## Dataset extract
== Segment start ==
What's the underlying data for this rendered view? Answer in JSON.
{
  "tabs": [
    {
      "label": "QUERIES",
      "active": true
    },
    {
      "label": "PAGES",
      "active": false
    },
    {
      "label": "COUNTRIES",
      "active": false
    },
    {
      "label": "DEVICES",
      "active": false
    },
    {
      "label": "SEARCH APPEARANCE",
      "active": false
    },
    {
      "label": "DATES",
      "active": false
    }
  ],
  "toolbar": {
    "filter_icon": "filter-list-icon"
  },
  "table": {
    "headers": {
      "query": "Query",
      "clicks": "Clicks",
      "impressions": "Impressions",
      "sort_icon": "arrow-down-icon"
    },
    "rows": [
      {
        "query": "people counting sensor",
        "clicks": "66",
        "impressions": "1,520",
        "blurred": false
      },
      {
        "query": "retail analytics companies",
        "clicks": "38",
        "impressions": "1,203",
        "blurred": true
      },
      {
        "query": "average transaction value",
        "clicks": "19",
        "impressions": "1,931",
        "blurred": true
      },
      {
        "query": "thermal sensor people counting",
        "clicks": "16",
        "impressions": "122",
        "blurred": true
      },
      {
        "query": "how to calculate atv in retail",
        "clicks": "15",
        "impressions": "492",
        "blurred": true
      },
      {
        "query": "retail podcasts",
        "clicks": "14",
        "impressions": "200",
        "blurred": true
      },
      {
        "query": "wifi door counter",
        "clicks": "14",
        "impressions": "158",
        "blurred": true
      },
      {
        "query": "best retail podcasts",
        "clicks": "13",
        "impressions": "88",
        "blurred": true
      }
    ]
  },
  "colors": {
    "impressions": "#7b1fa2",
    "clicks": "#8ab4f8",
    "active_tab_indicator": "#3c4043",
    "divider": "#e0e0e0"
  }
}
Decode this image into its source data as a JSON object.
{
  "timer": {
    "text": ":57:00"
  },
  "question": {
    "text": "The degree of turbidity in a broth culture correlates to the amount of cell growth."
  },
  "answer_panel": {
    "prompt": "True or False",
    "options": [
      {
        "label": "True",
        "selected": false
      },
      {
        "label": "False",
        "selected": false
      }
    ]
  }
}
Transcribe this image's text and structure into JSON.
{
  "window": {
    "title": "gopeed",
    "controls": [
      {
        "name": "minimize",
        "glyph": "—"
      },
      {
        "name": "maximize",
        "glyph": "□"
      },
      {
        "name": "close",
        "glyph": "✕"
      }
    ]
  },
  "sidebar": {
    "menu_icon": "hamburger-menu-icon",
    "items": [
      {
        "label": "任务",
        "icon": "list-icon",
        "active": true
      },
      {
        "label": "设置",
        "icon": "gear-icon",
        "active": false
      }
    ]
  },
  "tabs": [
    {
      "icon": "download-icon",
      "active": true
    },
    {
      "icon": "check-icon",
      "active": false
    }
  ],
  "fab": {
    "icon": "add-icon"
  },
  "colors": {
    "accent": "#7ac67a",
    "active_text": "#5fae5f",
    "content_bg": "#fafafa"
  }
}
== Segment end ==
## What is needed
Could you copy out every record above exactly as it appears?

## Final answer
What's the underlying data for this rendered view? Answer in JSON.
{
  "tabs": [
    {
      "label": "QUERIES",
      "active": true
    },
    {
      "label": "PAGES",
      "active": false
    },
    {
      "label": "COUNTRIES",
      "active": false
    },
    {
      "label": "DEVICES",
      "active": false
    },
    {
      "label": "SEARCH APPEARANCE",
      "active": false
    },
    {
      "label": "DATES",
      "active": false
    }
  ],
  "toolbar": {
    "filter_icon": "filter-list-icon"
  },
  "table": {
    "headers": {
      "query": "Query",
      "clicks": "Clicks",
      "impressions": "Impressions",
      "sort_icon": "arrow-down-icon"
    },
    "rows": [
      {
        "query": "people counting sensor",
        "clicks": "66",
        "impressions": "1,520",
        "blurred": false
      },
      {
        "query": "retail analytics companies",
        "clicks": "38",
        "impressions": "1,203",
        "blurred": true
      },
      {
        "query": "average transaction value",
        "clicks": "19",
        "impressions": "1,931",
        "blurred": true
      },
      {
        "query": "thermal sensor people counting",
        "clicks": "16",
        "impressions": "122",
        "blurred": true
      },
      {
        "query": "how to calculate atv in retail",
        "clicks": "15",
        "impressions": "492",
        "blurred": true
      },
      {
        "query": "retail podcasts",
        "clicks": "14",
        "impressions": "200",
        "blurred": true
      },
      {
        "query": "wifi door counter",
        "clicks": "14",
        "impressions": "158",
        "blurred": true
      },
      {
        "query": "best retail podcasts",
        "clicks": "13",
        "impressions": "88",
        "blurred": true
      }
    ]
  },
  "colors": {
    "impressions": "#7b1fa2",
    "clicks": "#8ab4f8",
    "active_tab_indicator": "#3c4043",
    "divider": "#e0e0e0"
  }
}
Decode this image into its source data as a JSON object.
{
  "timer": {
    "text": ":57:00"
  },
  "question": {
    "text": "The degree of turbidity in a broth culture correlates to the amount of cell growth."
  },
  "answer_panel": {
    "prompt": "True or False",
    "options": [
      {
        "label": "True",
        "selected": false
      },
      {
        "label": "False",
        "selected": false
      }
    ]
  }
}
Transcribe this image's text and structure into JSON.
{
  "window": {
    "title": "gopeed",
    "controls": [
      {
        "name": "minimize",
        "glyph": "—"
      },
      {
        "name": "maximize",
        "glyph": "□"
      },
      {
        "name": "close",
        "glyph": "✕"
      }
    ]
  },
  "sidebar": {
    "menu_icon": "hamburger-menu-icon",
    "items": [
      {
        "label": "任务",
        "icon": "list-icon",
        "active": true
      },
      {
        "label": "设置",
        "icon": "gear-icon",
        "active": false
      }
    ]
  },
  "tabs": [
    {
      "icon": "download-icon",
      "active": true
    },
    {
      "icon": "check-icon",
      "active": false
    }
  ],
  "fab": {
    "icon": "add-icon"
  },
  "colors": {
    "accent": "#7ac67a",
    "active_text": "#5fae5f",
    "content_bg": "#fafafa"
  }
}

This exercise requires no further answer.